It's early, but the fit between Isaiah Thomas and Marcus Smart is working

When Isaiah Thomas was acquired at the trade deadline 10 days ago, the move was mostly met with excitement and optimism. The Celtics were adding a player who averaged 20 points per game last season for a pick that figures to be conveyed near the end of the first round in 2016 and Marcus Thornton, a move nearly any NBA general manager would make.

But there were questions about Thomas' fit with the Celtics. The Kings let him walk away for nothing in free agency last summer, and DeMarcus Cousins made it clear he liked the ball movement better with Thomas gone. Then the Suns, who signed Thomas to a very team-friendly contract, gave up on him after just 46 games. Even after trading Goran Dragic, who was miffed about his role with Thomas in town, Phoenix chose not to hang onto the fourth-year guard.

And the Celtics already have a point guard of the future in Marcus Smart. Would adding a ball-dominant veteran and taking the ball out of Smart's hands in his developmental years really be good for him?

So far, it's hard to find many legitimate complaints about the trade. Thomas has averaged 21.8 points and 5.8 assists in five games in green and was named the Eastern Conference Player of the Week. In that same span, Smart's minutes are up (24.7 before the trade, 30.4 since), as are his points, field goal attempts and free throw attempts.

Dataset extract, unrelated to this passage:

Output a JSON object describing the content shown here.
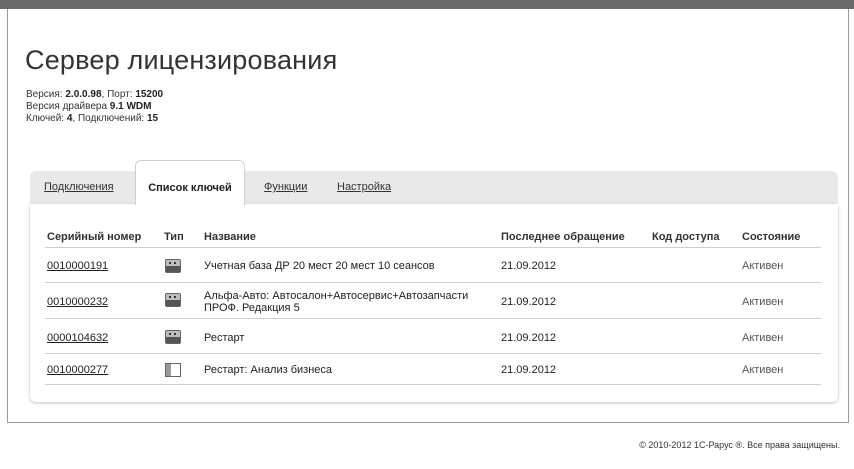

And, even with Thomas sometimes pounding the ball offensively, Smart's usage rate is actually slightly higher in the past five games (16.4) than it was over the rest of February (16.1). Adding Thomas hasn't taken the ball out of his hands as much as originally anticipated.

Since the trade, two of Boston's best three lineups include both point guards and combining the two with Jonas Jerebko and Jae Crowder as small-ball bigs has blitzed defenses to the tune of 148.4 points per 100 possessions per NBAWowy.

Though nothing concrete has surfaced about Thomas being anything close to a locker room cancer, his previous teammates haven't blinked when he was shown the door. But there has been no friction between Thomas and the Boston holdovers so far, and the elder point guard seems to be taking Smart under his wing.

As he told Alex Kennedy of Basketball Insiders:

“I’m just showing (Smart) things that coaches and players showed me and helping him along the way. I’ve already started telling him some little pointers that I think can make the game easier for him, and I also can learn from him on the defensive end. I mean, he’s a great defensive player and I can ask him for tips on how he goes about being such a great defensive player. We can learn from each other. I think we complement each other too, because our games aren’t really alike outside of us both attacking. I think we fit together really well."

The sample size is simply too small at this point to tell whether this is simply a honeymoon period or the start of something exciting in Boston. The Celtics are 3-2 since acquiring Thomas and nearly knocked off the Warriors Sunday. Thomas' shooting has been erratic (36.9 percent overall, 32.5 from 3-point range) and teams will have time to adjust against the three-guard trio Thomas, Smart and Avery Bradley, just as they did in Phoenix.

But for the first 10 days, the ride has been an enjoyable one. If things continue on this trajectory, it appears Danny Ainge may have pulled off a deadline masterpiece.

Photo credit: Associated Press